ABOUT THIS TASK
A single number is required: how many lines in the entries hold the word "семья".

Items from an interface collection:
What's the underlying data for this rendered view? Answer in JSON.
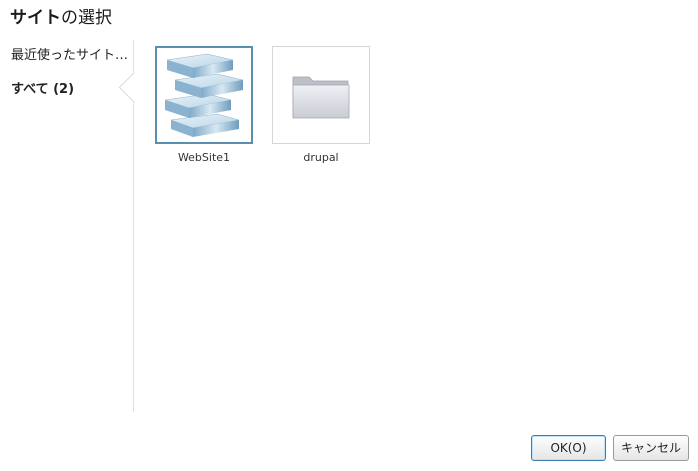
{
  "dialog": {
    "title_bold": "サイト",
    "title_rest": "の選択"
  },
  "sidebar": {
    "items": [
      {
        "label": "最近使ったサイト…"
      },
      {
        "label": "すべて (2)"
      }
    ]
  },
  "sites": [
    {
      "name": "WebSite1",
      "icon": "website-stack-icon",
      "selected": true
    },
    {
      "name": "drupal",
      "icon": "folder-icon",
      "selected": false
    }
  ],
  "buttons": {
    "ok_label": "OK(O)",
    "cancel_label": "キャンセル"
  },
  "colors": {
    "selected_border": "#5b8fb0",
    "ok_border": "#3c7fb1"
  }
}
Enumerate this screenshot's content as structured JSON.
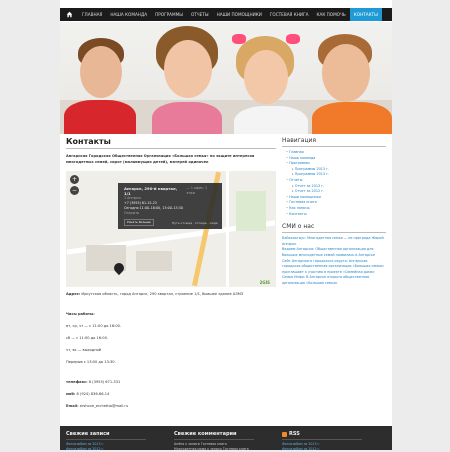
{
  "nav": {
    "items": [
      {
        "label": "ГЛАВНАЯ",
        "active": false
      },
      {
        "label": "НАША КОМАНДА",
        "active": false
      },
      {
        "label": "ПРОГРАММЫ",
        "active": false
      },
      {
        "label": "ОТЧЕТЫ",
        "active": false
      },
      {
        "label": "НАШИ ПОМОЩНИКИ",
        "active": false
      },
      {
        "label": "ГОСТЕВАЯ КНИГА",
        "active": false
      },
      {
        "label": "КАК ПОМОЧЬ",
        "active": false
      },
      {
        "label": "КОНТАКТЫ",
        "active": true
      }
    ]
  },
  "main": {
    "title": "Контакты",
    "intro": "Ангарская Городская Общественная Организация «Большая семья» по защите интересов многодетных семей, сирот (малоимущих детей), матерей одиночек",
    "map": {
      "address": "Ангарск, 290-й квартал, 1/1",
      "address_meta": "— 1 офис; 1 этаж",
      "city": "1 Ангарск",
      "phone": "+7 (3955) 61-15-23",
      "hours": "Сегодня 11:00–18:00, 13:00–13:30",
      "status": "Открыто",
      "btn_more": "Узнать больше",
      "btn_route": "Путь отсюда · отсюда · сюда",
      "zoom_in": "+",
      "zoom_out": "−",
      "provider": "2GIS"
    },
    "address_label": "Адрес:",
    "address_value": "Иркутская область, город Ангарск, 290 квартал, строение 1/1, бывшее здание АЭМЗ",
    "hours_title": "Часы работы:",
    "hours": [
      "вт, ср, чт — с 11:00 до 16:00.",
      "сб — с 11:00 до 16:00.",
      "чт, вс — выходной",
      "Перерыв с 13:00 до 13:30."
    ],
    "phone_label": "телефакс:",
    "phone_value": "8 (3955) 671-331",
    "mobile_label": "моб:",
    "mobile_value": "8 (924) 836-66-14",
    "email_label": "Email:",
    "email_value": "ershove_erchettia@mail.ru"
  },
  "sidebar": {
    "nav_title": "Навигация",
    "nav_items": [
      {
        "label": "Главная",
        "level": 1
      },
      {
        "label": "Наша команда",
        "level": 1
      },
      {
        "label": "Программы",
        "level": 1
      },
      {
        "label": "Программы 2013 г.",
        "level": 2
      },
      {
        "label": "Программы 2013 г.",
        "level": 2
      },
      {
        "label": "Отчеты",
        "level": 1
      },
      {
        "label": "Отчет за 2013 г.",
        "level": 2
      },
      {
        "label": "Отчет за 2012 г.",
        "level": 2
      },
      {
        "label": "Наши помощники",
        "level": 1
      },
      {
        "label": "Гостевая книга",
        "level": 1
      },
      {
        "label": "Как помочь",
        "level": 1
      },
      {
        "label": "Контакты",
        "level": 1
      }
    ],
    "media_title": "СМИ о нас",
    "media_items": [
      "Байкальтиус: Многодетная семья — не преграда Жарой Ангарск",
      "Ведоем Ангарска: Общественная организация для больших многодетных семей появилась в Ангарске",
      "Сайт Ангарского городского округа: Ангарская городская общественная организация «Большая семья» приглашает к участию в проекте «Семейная дома»",
      "Семья Инфо: В Ангарске открыта общественная организация «Большая семья»"
    ]
  },
  "footer": {
    "col1_title": "Свежие записи",
    "col1_items": [
      "Фотоальбом за 2013 г.",
      "Фотоальбом за 2012 г."
    ],
    "col2_title": "Свежие комментарии",
    "col2_items": [
      "Алёна к записи Гостевая книга",
      "Многодетная мама к записи Гостевая книга"
    ],
    "col3_title": "RSS",
    "col3_items": [
      "Фотоальбом за 2013 г.",
      "Фотоальбом за 2012 г."
    ]
  }
}
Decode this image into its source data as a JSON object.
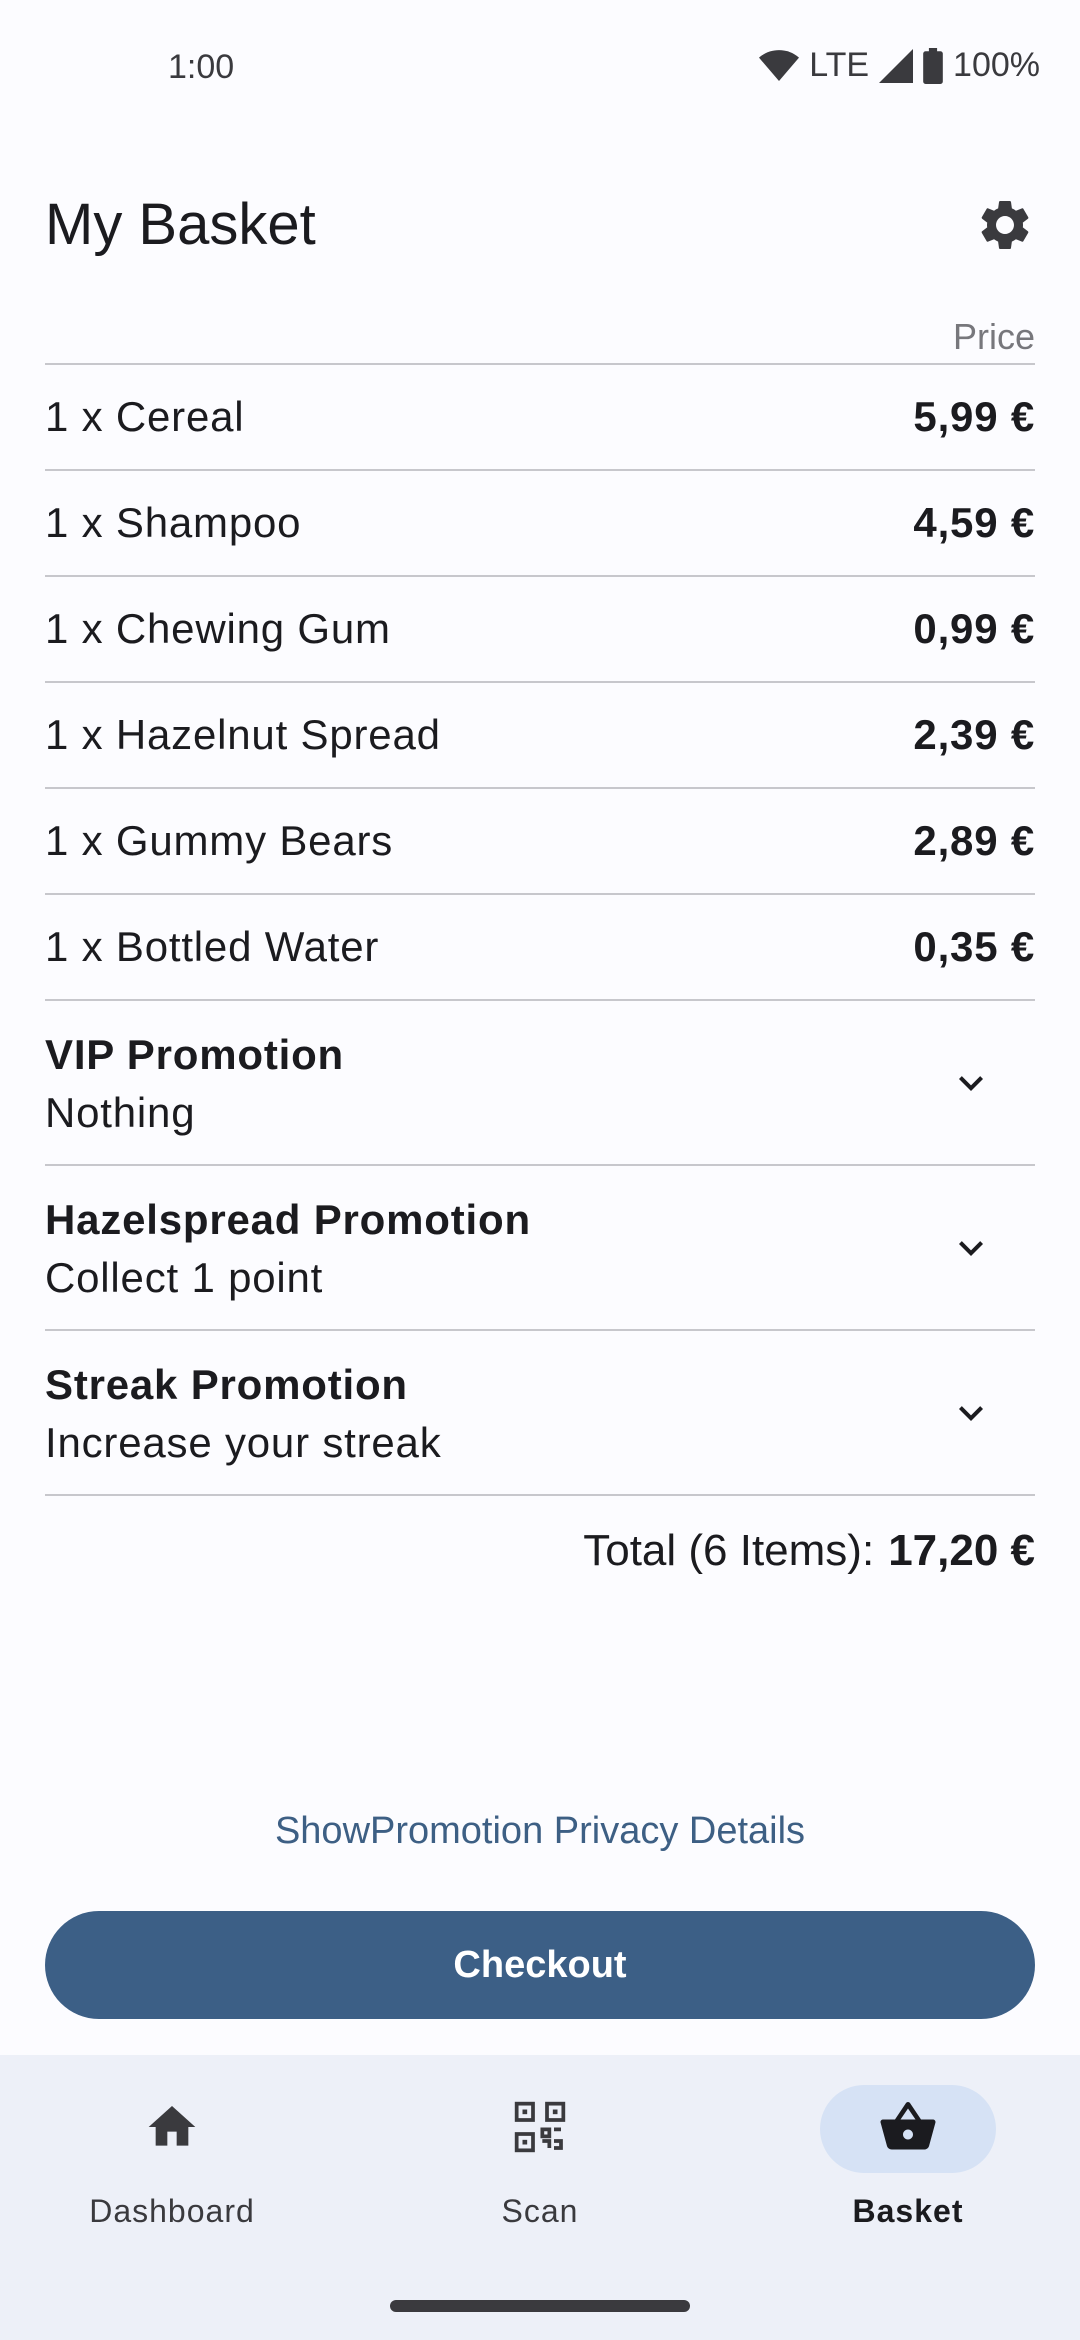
{
  "status_bar": {
    "time": "1:00",
    "network": "LTE",
    "battery": "100%",
    "icons": [
      "wifi-icon",
      "signal-icon",
      "battery-icon"
    ]
  },
  "header": {
    "title": "My Basket",
    "settings_icon": "gear-icon"
  },
  "basket": {
    "price_header": "Price",
    "items": [
      {
        "name": "1 x Cereal",
        "price": "5,99 €"
      },
      {
        "name": "1 x Shampoo",
        "price": "4,59 €"
      },
      {
        "name": "1 x Chewing Gum",
        "price": "0,99 €"
      },
      {
        "name": "1 x Hazelnut Spread",
        "price": "2,39 €"
      },
      {
        "name": "1 x Gummy Bears",
        "price": "2,89 €"
      },
      {
        "name": "1 x Bottled Water",
        "price": "0,35 €"
      }
    ],
    "promotions": [
      {
        "title": "VIP Promotion",
        "subtitle": "Nothing"
      },
      {
        "title": "Hazelspread Promotion",
        "subtitle": "Collect 1 point"
      },
      {
        "title": "Streak Promotion",
        "subtitle": "Increase your streak"
      }
    ],
    "total_label": "Total (6 Items):",
    "total_amount": "17,20 €"
  },
  "privacy_link": "ShowPromotion Privacy Details",
  "checkout_label": "Checkout",
  "bottom_nav": {
    "items": [
      {
        "label": "Dashboard",
        "icon": "home-icon",
        "active": false
      },
      {
        "label": "Scan",
        "icon": "qr-code-icon",
        "active": false
      },
      {
        "label": "Basket",
        "icon": "basket-icon",
        "active": true
      }
    ]
  },
  "colors": {
    "accent": "#3c5f86",
    "nav_background": "#edf0f8",
    "active_pill": "#d6e2f5"
  }
}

SOLVED PROBLEM
4